    • thiazide diureticdiuretican agent that increases urine flows (e.g., hydrochlorothiazide, indapamide, etc.)
    • verapamil

    Talk to your doctor before using calcium if you are taking any of these medications.

    Your health condition may affect your body’s need and ability to use calcium. Talk to your health care provider before using calcium supplements if you have any of the following diseases or conditions:

    • achlorhydria (a condition where there is low or no production of stomach acid)
    • hyperparathyroidism (high levels of parathyroid hormone, which are involved in controlling calcium, vitamin D, and phosphorus levels in the body)
    • low or high phosphate blood levels
    • hypothyroidism (low thyroid hormone levels in the body)
    • reduced kidney function
    • sarcoidosis (an inflammatory disease that causes lumps of cells to form on various organs in the body, including the lungs, lymph nodes, and skin)

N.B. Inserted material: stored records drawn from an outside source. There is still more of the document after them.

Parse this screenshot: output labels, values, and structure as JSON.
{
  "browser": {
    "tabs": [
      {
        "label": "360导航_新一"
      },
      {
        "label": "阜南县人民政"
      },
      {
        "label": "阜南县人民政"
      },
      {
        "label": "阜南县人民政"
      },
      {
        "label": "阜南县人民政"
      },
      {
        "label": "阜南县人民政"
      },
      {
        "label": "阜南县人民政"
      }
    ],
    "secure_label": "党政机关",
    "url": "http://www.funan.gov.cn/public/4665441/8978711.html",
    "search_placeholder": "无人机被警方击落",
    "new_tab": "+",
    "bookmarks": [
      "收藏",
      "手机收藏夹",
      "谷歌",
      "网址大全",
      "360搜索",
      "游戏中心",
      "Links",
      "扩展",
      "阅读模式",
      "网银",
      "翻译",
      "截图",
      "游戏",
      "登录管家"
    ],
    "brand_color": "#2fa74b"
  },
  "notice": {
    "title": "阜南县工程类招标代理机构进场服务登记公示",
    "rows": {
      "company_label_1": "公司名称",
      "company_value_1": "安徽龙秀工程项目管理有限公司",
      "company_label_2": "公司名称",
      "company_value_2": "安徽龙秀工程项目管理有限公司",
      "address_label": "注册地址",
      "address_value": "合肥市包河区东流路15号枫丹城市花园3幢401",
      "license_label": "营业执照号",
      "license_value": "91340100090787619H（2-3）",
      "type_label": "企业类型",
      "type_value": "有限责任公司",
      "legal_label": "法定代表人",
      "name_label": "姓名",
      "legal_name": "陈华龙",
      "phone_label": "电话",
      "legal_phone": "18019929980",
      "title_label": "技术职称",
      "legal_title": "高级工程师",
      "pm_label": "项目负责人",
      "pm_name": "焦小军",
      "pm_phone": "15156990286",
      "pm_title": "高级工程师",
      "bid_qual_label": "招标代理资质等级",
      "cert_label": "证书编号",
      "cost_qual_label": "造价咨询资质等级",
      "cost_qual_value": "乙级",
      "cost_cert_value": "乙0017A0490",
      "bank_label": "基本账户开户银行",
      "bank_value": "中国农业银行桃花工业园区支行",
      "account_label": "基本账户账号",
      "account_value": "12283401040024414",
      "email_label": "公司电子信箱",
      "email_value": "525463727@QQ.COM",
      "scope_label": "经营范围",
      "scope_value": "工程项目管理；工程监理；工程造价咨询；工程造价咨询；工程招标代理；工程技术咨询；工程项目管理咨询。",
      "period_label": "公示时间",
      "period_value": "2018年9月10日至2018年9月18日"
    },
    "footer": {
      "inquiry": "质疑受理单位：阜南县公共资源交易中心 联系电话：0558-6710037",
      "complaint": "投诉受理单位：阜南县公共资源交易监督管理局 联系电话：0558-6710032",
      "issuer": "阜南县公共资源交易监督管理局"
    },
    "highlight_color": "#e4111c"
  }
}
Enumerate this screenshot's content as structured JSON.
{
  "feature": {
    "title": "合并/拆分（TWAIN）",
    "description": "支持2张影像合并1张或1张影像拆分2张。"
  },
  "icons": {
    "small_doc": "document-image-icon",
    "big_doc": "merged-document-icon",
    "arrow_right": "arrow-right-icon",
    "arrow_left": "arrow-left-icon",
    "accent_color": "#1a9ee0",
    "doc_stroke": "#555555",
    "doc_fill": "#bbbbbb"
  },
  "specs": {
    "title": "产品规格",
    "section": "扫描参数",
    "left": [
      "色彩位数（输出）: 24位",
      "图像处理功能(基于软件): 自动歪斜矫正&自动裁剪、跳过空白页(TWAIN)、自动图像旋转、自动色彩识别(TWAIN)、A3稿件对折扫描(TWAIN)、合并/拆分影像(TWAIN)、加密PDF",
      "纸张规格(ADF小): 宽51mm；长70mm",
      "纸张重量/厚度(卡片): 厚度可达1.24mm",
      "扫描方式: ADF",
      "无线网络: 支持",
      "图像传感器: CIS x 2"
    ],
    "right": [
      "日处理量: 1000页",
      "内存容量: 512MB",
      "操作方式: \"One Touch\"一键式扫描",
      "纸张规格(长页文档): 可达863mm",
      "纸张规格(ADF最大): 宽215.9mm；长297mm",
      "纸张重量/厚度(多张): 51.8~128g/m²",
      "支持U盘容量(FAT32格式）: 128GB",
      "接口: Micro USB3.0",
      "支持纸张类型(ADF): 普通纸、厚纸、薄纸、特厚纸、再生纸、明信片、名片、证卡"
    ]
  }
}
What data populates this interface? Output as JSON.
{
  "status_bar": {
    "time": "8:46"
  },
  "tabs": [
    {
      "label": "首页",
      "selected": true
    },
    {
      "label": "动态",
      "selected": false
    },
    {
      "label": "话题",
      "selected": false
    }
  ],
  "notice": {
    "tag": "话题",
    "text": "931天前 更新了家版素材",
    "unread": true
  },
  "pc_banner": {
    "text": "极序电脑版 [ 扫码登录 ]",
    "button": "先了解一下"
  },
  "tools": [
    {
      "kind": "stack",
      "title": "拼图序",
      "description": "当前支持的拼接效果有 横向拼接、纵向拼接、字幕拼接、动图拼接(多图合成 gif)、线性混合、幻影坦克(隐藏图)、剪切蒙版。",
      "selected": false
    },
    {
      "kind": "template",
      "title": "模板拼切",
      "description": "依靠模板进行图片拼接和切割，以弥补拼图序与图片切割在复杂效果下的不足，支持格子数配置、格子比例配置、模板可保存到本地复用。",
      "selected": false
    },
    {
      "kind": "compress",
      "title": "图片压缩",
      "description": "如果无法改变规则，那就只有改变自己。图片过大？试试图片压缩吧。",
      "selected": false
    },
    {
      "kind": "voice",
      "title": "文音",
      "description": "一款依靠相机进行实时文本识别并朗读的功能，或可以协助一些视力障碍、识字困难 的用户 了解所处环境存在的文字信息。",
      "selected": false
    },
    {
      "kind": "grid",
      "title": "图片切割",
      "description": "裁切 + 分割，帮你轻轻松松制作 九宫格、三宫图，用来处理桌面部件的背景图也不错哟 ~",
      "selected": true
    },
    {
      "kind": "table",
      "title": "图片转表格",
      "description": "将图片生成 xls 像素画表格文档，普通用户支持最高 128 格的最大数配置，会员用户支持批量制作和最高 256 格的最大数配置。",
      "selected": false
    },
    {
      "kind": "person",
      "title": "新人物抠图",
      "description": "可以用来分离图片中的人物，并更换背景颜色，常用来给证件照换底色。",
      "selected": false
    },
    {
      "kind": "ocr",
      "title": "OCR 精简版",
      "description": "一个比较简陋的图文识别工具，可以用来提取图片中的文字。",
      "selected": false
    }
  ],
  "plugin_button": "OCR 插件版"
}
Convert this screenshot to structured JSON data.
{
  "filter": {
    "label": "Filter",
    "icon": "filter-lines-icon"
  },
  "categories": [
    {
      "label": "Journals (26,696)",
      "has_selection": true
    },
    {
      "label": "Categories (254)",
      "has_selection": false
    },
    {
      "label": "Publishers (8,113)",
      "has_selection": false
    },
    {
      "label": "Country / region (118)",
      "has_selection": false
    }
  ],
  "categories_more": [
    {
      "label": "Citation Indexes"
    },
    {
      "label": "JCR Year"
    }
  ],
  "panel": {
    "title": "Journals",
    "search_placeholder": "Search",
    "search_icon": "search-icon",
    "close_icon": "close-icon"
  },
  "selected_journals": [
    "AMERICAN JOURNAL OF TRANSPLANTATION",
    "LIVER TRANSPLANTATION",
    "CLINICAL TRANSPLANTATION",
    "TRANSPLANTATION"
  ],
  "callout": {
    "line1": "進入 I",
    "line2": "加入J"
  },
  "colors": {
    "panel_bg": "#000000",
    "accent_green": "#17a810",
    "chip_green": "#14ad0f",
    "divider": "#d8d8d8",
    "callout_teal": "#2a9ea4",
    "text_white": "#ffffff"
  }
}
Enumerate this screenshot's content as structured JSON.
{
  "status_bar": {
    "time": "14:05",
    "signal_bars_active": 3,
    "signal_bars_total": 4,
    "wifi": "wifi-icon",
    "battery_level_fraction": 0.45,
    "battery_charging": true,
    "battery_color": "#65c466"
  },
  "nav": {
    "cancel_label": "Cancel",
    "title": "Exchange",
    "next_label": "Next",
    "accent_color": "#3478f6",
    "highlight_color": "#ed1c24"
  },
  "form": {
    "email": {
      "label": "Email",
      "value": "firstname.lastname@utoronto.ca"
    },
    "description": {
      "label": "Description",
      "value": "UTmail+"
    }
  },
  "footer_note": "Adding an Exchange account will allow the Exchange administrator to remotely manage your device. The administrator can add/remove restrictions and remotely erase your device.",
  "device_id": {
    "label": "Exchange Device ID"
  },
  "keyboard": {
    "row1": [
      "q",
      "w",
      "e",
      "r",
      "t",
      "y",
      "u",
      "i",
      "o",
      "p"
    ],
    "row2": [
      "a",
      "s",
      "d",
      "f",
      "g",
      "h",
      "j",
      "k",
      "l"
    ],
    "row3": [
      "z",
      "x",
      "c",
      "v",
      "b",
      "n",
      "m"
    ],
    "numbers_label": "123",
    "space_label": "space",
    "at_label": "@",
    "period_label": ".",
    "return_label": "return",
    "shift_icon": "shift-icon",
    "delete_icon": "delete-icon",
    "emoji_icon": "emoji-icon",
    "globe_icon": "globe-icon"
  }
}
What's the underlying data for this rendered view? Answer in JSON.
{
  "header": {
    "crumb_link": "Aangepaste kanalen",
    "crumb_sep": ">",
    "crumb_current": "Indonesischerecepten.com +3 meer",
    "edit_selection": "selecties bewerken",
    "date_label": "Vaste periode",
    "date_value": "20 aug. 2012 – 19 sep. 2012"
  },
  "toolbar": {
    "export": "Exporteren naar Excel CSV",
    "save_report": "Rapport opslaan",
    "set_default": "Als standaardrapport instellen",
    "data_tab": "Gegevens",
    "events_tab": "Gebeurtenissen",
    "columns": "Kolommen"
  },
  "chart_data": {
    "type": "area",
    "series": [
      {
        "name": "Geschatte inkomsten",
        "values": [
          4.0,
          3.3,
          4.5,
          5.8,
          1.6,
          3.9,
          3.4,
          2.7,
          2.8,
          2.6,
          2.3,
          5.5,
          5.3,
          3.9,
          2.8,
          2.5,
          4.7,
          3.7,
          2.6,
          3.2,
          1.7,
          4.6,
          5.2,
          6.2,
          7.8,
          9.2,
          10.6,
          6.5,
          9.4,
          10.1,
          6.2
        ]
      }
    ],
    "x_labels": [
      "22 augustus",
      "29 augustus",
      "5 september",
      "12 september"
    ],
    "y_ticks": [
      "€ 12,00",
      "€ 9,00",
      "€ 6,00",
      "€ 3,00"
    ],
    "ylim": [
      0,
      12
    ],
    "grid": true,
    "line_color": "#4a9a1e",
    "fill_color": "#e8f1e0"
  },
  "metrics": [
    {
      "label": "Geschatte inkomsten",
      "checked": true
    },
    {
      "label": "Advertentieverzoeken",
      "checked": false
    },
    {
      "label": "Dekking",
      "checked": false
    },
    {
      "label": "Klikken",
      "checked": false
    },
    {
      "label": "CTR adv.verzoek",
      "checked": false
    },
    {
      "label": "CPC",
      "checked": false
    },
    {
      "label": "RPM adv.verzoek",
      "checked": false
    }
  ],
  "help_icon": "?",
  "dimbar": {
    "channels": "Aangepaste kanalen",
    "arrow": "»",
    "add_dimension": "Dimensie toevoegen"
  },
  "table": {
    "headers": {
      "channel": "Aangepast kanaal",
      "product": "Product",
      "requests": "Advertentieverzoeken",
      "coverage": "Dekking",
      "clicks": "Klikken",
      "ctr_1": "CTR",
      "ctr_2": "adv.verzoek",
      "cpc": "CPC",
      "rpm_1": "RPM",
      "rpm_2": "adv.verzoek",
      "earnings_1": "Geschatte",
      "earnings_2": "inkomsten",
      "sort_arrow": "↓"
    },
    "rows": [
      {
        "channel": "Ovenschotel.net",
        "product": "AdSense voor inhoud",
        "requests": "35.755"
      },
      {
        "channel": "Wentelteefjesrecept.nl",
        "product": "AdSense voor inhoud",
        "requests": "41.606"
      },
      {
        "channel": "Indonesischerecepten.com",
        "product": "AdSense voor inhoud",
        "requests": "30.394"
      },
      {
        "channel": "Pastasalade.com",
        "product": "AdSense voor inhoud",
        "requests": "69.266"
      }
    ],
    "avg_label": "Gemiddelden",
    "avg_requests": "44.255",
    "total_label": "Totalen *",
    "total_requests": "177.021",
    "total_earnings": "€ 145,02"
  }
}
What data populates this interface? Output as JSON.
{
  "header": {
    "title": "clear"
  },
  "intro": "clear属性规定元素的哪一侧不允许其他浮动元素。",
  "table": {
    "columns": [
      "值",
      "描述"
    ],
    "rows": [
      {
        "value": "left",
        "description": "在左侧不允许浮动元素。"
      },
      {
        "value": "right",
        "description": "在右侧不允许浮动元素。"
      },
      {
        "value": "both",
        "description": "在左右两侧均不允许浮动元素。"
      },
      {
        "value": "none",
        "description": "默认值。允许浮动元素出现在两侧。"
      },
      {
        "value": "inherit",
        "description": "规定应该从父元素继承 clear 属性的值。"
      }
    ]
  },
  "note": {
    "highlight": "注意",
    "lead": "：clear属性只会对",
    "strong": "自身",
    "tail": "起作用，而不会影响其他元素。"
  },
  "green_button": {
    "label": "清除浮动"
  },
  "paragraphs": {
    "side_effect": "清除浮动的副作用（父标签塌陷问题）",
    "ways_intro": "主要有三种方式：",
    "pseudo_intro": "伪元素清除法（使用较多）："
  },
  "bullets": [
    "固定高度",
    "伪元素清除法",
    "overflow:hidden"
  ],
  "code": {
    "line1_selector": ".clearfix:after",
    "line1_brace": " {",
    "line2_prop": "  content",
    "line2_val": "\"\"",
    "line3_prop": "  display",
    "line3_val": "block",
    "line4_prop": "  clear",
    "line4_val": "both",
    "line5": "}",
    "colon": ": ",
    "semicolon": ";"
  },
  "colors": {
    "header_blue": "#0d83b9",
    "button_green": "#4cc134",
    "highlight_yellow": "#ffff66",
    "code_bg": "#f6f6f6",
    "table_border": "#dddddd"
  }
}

    Before taking any new medications, including natural health products, speak to your physician, pharmacist, or other health care provider. Tell your health care provider about any natural health products you may be taking.

    Source(s)

    [References]

    1. Health Canada. Vitamin D and Calcium: Updated Dietary Reference Intakes. Available from: http://www.hc-sc.gc.ca/fn-an/nutrition/vitamin/vita-d-eng.php. Accessed 18 May 2014.
    2. Natural Database. Natural Medicines Comprehensive Database. Calcium. Available from: ©2009 Accessed 18 May 2014.
    3. Health Canada. Drugs and Health Products. Calcium. Available from: http://webprod.hc-sc.gc.ca/nhpid-bdipsn/monoReq.do?id=57. Accessed 18 May2014.
    4. Osteoporosis Canada. Calcium: An Important Nutrient that Builds Stronger Bones. . Available from: http://www.osteoporosis.ca/osteoporosis-and-you/nutrition/calcium-requirements/. Accessed 18 May 2014.
    5. Natural Standard. The Authority on Integrative Medicine. Natural Standard Monograph: Calcium. ©2013. Accessed 18 May 2014